> RECORDS TO USE:
_ _ _ _ _ _ _

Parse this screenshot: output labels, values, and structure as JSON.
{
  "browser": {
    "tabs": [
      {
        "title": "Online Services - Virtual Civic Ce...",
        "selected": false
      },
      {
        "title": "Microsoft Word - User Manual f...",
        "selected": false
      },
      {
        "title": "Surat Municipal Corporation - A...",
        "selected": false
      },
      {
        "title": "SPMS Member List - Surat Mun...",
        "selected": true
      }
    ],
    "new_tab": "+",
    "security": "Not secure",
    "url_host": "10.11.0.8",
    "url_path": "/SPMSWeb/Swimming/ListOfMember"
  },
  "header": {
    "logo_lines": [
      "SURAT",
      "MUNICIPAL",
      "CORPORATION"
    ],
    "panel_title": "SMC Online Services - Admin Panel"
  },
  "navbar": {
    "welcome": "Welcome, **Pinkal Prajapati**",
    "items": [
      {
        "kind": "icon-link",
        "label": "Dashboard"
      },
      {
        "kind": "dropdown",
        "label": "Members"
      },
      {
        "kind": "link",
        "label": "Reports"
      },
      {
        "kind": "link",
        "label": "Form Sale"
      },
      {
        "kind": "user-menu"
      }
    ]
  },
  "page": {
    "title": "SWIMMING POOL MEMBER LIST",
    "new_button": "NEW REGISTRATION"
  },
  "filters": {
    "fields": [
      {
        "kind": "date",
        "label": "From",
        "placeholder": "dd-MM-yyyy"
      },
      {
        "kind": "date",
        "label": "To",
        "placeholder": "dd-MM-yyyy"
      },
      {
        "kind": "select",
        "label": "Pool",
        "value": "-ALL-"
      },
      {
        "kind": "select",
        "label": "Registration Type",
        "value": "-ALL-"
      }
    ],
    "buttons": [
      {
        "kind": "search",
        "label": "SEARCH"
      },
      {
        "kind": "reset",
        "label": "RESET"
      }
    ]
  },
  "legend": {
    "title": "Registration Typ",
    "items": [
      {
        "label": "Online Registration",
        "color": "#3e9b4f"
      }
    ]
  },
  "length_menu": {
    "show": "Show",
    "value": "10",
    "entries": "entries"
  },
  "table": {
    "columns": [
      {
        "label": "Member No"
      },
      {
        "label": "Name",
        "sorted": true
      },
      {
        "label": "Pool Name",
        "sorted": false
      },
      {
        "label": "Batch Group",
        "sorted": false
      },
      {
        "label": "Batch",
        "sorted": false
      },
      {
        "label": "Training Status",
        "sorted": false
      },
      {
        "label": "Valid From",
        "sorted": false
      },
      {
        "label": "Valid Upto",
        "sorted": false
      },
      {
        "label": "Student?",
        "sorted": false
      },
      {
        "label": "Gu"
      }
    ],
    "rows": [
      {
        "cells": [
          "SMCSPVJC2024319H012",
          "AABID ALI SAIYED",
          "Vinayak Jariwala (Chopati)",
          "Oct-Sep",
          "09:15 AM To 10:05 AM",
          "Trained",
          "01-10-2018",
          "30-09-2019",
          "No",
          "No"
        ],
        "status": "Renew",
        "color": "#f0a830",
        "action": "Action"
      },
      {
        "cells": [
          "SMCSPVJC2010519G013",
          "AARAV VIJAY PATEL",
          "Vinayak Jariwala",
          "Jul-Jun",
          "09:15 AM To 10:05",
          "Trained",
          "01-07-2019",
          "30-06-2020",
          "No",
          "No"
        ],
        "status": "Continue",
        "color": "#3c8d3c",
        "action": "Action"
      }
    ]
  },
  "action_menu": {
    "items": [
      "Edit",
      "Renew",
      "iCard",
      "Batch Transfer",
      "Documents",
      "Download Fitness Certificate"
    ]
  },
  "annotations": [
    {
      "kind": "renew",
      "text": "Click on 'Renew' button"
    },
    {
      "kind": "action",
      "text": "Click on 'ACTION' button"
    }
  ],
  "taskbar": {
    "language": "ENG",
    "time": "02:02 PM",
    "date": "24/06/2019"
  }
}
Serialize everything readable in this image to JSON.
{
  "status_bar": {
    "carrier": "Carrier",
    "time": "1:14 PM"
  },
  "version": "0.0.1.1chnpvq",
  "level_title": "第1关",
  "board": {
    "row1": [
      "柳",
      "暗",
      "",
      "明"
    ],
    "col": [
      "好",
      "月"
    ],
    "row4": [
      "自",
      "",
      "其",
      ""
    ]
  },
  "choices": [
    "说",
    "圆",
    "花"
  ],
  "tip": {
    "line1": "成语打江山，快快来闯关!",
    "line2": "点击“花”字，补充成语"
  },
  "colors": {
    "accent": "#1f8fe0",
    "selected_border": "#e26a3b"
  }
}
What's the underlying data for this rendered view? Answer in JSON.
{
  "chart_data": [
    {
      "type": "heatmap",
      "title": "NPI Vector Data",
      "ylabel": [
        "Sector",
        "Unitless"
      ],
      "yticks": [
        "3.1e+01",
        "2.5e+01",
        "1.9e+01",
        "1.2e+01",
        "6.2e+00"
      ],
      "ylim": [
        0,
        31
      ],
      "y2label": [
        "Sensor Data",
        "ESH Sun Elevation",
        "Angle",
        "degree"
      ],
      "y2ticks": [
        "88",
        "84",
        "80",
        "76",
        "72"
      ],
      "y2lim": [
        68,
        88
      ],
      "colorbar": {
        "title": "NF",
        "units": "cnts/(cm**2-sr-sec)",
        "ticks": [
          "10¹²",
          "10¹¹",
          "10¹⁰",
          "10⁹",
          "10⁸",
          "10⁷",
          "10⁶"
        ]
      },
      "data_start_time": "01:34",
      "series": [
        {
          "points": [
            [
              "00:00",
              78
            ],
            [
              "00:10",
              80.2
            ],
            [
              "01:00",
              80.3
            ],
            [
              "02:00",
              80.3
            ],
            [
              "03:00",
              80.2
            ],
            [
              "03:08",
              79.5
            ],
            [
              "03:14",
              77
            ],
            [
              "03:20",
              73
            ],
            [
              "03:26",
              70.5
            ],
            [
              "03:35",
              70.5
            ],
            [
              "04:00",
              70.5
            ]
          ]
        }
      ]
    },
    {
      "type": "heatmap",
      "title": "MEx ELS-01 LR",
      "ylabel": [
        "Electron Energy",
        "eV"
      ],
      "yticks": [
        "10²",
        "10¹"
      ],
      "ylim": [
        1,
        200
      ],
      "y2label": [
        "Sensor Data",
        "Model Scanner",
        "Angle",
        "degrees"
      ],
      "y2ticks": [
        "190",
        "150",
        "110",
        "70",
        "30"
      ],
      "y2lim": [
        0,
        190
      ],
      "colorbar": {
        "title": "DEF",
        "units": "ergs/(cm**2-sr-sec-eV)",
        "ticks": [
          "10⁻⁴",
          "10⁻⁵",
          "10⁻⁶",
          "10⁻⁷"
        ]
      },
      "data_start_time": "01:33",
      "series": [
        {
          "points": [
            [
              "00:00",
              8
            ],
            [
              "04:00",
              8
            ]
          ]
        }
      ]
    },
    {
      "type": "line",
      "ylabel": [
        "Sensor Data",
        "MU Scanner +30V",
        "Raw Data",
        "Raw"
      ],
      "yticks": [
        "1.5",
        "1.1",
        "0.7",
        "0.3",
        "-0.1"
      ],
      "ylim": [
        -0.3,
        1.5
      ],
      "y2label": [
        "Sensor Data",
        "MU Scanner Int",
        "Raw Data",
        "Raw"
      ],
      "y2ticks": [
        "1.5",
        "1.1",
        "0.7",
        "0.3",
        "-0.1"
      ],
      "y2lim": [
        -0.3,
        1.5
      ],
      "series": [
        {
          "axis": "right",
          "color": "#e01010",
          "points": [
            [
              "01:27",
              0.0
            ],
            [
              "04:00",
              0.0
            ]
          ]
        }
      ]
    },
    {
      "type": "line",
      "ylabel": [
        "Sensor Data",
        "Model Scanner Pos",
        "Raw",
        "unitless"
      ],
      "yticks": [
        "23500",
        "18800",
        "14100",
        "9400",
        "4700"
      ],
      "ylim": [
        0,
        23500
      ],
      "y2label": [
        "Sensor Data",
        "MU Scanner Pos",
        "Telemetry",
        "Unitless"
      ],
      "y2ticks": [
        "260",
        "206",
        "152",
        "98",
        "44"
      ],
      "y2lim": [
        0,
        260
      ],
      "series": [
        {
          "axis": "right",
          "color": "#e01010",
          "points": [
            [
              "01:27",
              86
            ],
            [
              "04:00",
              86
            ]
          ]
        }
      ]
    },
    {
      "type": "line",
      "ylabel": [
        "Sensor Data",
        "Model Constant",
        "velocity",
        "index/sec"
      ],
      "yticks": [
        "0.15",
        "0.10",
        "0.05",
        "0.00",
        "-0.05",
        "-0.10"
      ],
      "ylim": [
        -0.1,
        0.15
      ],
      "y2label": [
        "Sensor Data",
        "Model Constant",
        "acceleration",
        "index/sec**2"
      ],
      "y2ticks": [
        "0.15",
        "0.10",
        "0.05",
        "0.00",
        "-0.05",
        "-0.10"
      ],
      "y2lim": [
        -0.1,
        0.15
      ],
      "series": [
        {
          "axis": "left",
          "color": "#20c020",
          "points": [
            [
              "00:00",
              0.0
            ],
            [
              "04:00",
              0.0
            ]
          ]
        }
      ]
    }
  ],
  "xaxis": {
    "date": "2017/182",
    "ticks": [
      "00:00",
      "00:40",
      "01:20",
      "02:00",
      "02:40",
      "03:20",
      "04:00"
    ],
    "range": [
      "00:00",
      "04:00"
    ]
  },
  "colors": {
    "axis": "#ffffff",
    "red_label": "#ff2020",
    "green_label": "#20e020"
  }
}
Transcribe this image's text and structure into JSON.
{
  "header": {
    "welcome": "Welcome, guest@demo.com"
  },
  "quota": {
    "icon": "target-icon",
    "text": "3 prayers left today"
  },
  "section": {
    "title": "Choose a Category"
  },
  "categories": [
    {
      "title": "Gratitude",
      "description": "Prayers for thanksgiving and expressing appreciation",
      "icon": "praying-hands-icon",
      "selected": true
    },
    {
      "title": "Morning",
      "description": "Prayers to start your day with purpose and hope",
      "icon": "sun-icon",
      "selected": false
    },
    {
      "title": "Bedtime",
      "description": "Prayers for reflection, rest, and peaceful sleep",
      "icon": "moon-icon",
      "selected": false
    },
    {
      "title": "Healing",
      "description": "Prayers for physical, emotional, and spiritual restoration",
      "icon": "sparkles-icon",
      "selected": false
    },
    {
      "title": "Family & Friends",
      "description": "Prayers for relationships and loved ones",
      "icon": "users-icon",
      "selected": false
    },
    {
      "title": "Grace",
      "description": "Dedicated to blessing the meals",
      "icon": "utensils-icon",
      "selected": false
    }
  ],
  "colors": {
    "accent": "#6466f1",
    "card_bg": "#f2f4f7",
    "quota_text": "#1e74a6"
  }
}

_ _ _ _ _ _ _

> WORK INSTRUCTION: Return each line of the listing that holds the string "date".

> WORKED SOLUTION:
        "kind": "date",
        "kind": "date",
    "date": "24/06/2019"
    "date": "2017/182",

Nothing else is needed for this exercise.